[Data items]

========================================================================

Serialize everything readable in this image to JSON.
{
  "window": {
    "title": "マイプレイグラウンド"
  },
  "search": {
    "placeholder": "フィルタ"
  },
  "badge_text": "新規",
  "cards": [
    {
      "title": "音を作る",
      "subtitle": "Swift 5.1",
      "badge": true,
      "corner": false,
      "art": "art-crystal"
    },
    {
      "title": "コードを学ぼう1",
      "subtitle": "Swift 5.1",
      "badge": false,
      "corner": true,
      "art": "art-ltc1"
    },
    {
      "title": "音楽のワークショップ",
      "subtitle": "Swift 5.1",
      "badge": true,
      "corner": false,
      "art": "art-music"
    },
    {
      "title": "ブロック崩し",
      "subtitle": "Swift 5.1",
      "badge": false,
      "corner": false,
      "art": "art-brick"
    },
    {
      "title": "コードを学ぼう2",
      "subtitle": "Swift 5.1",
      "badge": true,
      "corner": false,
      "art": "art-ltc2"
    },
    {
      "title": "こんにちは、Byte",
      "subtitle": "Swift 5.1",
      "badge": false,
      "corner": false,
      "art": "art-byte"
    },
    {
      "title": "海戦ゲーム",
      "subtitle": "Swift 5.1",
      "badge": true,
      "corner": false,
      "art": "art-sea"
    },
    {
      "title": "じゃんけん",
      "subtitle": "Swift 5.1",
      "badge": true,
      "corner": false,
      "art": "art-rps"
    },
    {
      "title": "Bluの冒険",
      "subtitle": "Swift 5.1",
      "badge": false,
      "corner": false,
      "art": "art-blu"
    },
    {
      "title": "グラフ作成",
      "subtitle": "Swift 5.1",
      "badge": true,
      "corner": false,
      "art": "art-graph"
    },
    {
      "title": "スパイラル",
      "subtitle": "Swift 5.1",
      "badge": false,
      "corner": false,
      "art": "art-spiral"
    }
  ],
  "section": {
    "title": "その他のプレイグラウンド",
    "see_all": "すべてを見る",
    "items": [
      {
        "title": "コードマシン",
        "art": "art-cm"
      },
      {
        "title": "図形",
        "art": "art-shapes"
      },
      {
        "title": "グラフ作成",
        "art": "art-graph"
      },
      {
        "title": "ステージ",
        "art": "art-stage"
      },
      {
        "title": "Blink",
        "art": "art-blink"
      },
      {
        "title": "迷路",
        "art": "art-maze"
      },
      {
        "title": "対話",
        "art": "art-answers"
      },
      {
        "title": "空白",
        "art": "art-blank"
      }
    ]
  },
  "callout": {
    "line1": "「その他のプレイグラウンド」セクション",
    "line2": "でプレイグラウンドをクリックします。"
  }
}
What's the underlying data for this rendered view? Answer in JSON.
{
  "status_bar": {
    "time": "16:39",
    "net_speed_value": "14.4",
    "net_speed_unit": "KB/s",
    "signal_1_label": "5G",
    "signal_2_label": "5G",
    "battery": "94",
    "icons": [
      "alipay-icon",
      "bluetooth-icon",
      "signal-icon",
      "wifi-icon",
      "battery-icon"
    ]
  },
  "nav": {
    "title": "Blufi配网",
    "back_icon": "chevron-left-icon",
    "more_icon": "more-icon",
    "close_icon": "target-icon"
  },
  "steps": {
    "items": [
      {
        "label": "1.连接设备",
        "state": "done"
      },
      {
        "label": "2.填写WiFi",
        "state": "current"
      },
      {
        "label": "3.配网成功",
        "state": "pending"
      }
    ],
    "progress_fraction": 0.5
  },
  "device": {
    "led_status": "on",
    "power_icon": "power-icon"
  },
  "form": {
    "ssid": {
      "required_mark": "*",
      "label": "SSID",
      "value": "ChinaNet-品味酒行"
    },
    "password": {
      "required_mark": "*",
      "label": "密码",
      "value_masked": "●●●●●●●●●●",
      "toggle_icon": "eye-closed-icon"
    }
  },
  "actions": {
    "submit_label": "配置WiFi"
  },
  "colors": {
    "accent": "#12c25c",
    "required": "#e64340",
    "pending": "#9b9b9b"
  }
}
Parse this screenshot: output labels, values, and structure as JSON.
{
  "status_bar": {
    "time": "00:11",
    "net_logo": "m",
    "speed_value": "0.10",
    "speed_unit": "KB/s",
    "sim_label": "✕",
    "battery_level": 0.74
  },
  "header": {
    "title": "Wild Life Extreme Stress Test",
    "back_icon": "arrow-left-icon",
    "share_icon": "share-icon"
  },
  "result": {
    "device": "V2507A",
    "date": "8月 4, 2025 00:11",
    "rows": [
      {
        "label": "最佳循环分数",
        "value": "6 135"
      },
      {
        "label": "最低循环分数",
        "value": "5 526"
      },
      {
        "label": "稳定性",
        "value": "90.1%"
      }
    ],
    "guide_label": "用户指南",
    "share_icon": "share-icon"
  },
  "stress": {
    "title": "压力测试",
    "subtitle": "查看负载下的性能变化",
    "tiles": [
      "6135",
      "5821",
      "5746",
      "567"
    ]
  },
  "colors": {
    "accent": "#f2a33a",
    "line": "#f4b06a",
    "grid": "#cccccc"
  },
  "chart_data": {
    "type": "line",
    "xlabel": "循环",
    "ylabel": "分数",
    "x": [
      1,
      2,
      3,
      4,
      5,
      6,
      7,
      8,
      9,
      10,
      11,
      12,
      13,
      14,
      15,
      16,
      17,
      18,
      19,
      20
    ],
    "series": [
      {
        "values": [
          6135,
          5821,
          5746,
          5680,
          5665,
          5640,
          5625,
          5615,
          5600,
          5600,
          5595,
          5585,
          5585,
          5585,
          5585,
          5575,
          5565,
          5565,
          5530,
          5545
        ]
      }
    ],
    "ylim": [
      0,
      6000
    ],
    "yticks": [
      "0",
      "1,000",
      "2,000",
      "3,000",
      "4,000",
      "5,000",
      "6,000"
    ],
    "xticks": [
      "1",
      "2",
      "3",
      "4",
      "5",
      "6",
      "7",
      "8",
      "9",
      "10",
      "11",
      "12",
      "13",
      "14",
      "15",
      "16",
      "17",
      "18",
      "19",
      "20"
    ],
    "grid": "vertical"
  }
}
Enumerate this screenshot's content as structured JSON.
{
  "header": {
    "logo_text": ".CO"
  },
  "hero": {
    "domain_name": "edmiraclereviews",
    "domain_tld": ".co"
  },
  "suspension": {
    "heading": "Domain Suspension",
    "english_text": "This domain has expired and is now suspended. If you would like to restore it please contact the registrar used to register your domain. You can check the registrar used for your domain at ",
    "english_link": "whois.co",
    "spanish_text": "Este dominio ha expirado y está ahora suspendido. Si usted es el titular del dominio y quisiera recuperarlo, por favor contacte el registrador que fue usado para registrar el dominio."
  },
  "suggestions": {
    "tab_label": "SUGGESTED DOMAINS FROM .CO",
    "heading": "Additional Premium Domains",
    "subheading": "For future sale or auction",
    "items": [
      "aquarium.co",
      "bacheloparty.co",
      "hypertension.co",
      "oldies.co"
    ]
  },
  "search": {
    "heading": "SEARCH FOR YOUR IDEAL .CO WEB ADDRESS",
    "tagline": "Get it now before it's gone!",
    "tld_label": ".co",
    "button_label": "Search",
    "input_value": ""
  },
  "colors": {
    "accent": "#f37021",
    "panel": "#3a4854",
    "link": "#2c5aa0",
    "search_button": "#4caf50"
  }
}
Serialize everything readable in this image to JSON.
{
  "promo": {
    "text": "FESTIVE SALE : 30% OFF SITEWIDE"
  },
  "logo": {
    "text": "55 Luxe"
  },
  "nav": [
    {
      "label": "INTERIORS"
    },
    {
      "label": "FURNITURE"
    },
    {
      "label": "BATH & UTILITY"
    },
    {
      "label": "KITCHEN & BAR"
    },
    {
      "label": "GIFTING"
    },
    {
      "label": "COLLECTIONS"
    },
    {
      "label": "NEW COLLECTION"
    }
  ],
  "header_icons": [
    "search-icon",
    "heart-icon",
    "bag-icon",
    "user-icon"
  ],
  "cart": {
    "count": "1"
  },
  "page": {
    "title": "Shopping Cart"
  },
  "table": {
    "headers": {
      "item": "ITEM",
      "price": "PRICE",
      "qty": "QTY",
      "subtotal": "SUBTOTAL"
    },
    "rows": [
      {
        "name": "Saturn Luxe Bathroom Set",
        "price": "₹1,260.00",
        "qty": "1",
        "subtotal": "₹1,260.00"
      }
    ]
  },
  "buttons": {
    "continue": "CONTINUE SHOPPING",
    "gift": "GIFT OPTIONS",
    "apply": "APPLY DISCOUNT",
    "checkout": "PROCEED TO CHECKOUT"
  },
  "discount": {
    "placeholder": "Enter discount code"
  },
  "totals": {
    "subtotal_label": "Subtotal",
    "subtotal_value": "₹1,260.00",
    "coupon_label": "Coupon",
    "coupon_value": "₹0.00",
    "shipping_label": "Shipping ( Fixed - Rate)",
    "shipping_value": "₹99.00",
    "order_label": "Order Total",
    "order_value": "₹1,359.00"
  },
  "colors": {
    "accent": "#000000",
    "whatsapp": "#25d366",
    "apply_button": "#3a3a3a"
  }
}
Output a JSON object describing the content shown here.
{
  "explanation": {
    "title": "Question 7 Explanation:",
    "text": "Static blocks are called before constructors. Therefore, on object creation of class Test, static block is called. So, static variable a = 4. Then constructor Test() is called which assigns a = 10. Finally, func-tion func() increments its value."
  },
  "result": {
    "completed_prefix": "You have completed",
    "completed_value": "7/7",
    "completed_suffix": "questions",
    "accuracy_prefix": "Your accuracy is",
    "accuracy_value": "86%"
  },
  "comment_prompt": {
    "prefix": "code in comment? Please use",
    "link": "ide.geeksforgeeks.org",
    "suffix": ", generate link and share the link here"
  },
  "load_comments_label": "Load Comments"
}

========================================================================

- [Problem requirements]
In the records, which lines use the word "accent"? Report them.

- [Exercise result]
    "accent": "#12c25c",
    "accent": "#f2a33a",
    "accent": "#f37021",
    "accent": "#000000",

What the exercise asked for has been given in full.